No, we're not talking about Terminator 2. This is the Biblical Judgment Day, the Christian reckoning of the sins of all souls, both living and dead. This event is central to the vision of the end of the world, or Apocalypse, described in the Book of Revelation, the final book of the New Testament. Donne borrows images from Revelation but eventually decides, "You say I'm a sinner, I say I should be saved, let's call the whole thing off." Thus, Judgment Day is described in the first eight lines of the poem, before the speaker changes his mind in the last six.
Many poems try to describe what the end of life will be like, but this one goes even further – it describes what the end of death will be like. In Christian theology, death is the price of admission into the afterlife, which really begins after the world has ended. People who have died before the world ends (that is, most people) are compared to sleepers waiting for the "dawn" of Judgment Day. The poem begins with angels blowing their trumpets to bring the dead back to life, and to reunite their souls with their bodies. The end of the poem also alludes to death: the crucifixion of Jesus Christ.
The speaker decides in the second half of the poem that maybe he was hasty in calling for Judgment Day before knowing if he has been forgiven for his sins.

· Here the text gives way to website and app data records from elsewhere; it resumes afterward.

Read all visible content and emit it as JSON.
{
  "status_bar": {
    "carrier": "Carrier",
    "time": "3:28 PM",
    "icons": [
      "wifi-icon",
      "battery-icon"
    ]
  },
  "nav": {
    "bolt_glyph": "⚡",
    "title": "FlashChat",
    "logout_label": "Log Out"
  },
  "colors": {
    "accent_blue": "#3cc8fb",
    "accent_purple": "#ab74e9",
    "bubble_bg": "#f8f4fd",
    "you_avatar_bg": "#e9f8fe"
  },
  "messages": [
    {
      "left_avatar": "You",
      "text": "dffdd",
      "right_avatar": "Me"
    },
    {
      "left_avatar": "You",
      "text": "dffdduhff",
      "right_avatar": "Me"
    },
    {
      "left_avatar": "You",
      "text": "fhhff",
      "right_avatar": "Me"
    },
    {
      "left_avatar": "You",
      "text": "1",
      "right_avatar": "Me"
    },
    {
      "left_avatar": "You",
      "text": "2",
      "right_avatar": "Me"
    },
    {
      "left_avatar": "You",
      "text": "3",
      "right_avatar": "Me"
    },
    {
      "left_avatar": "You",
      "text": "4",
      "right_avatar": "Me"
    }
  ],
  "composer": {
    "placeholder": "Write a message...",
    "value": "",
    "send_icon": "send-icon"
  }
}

He wants God to teach him how to repent, but repentance is harder than it sounds. One of the central Christian paradoxes is that people have already been saved by the death of Jesus Christ, but they can't be saved unless they come to faith by recognizing this sacrifice. The poem's complicated final simile grapples with this paradox.
There's not any sex in Holy Sonnet 7. We have a list of different kinds of death, a pardon signed with blood, and a man trying to repent for his sins, but there is absolutely no mention of sex.